Thirty of San Francisco-based Starship Technologies' autonomous delivery robots now roam the campus thanks to a partnership with New York-based Chartwells Higher Education. The Houston campus is the first to roll out robotic food deliveries.

"This revolutionary delivery method will make it more convenient for the campus community to take advantage of our diverse dining program from anywhere on campus while expanding the hours of operation," says Emily Messa, associate vice president for administration, in a news release. "By opening our campus to this innovative service, which is paid for by the customers, the university didn't have to spend any money purchasing the technology, yet we're enhancing our food delivery capabilities."

Through the Starship Deliveries app, which is available on iOS and Android, users can select from 11 dining institutions and then identify where they are on campus. The platform allows the user to track the progress, and the device can hold up to 20 lbs of food and has the space for about three shopping bags of groceries.

"This increases our capacity to reach more customers, and I expect the robots will quickly become part of campus life," says David Riddle, Chartwells resident district manager, in a news release. (Chartwells manages UH Dining). "Robot delivery will also grow opportunities for UH Dining employees by increasing service hours and growing sales.
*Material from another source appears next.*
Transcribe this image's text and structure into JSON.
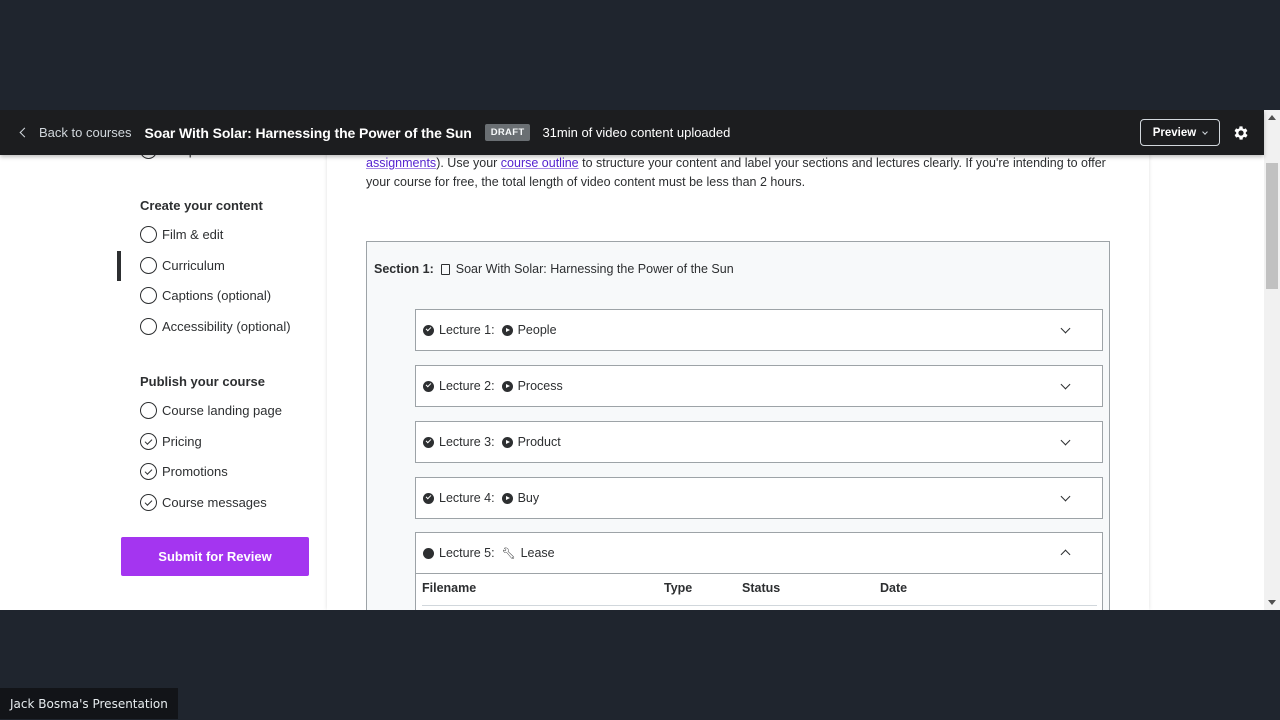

It has also created additional jobs for students dedicated specifically to servicing the autonomous robots. It's an important advancement for foodservice at UH."

Using machine learning, artificial intelligence and sensors, the company's robots have driven over 350,000 miles and completed over 150,000 deliveries. The Starship robots "can cross streets, climb curbs, travel at night and operate in both rain and snow," per the release.

"Robotic delivery is affordable, convenient and environmentally friendly," says Ryan Tuohy, senior vice president of business development for Starship, in the release. "We're excited to start offering students, staff and faculty at Houston delivery within minutes when they need it most."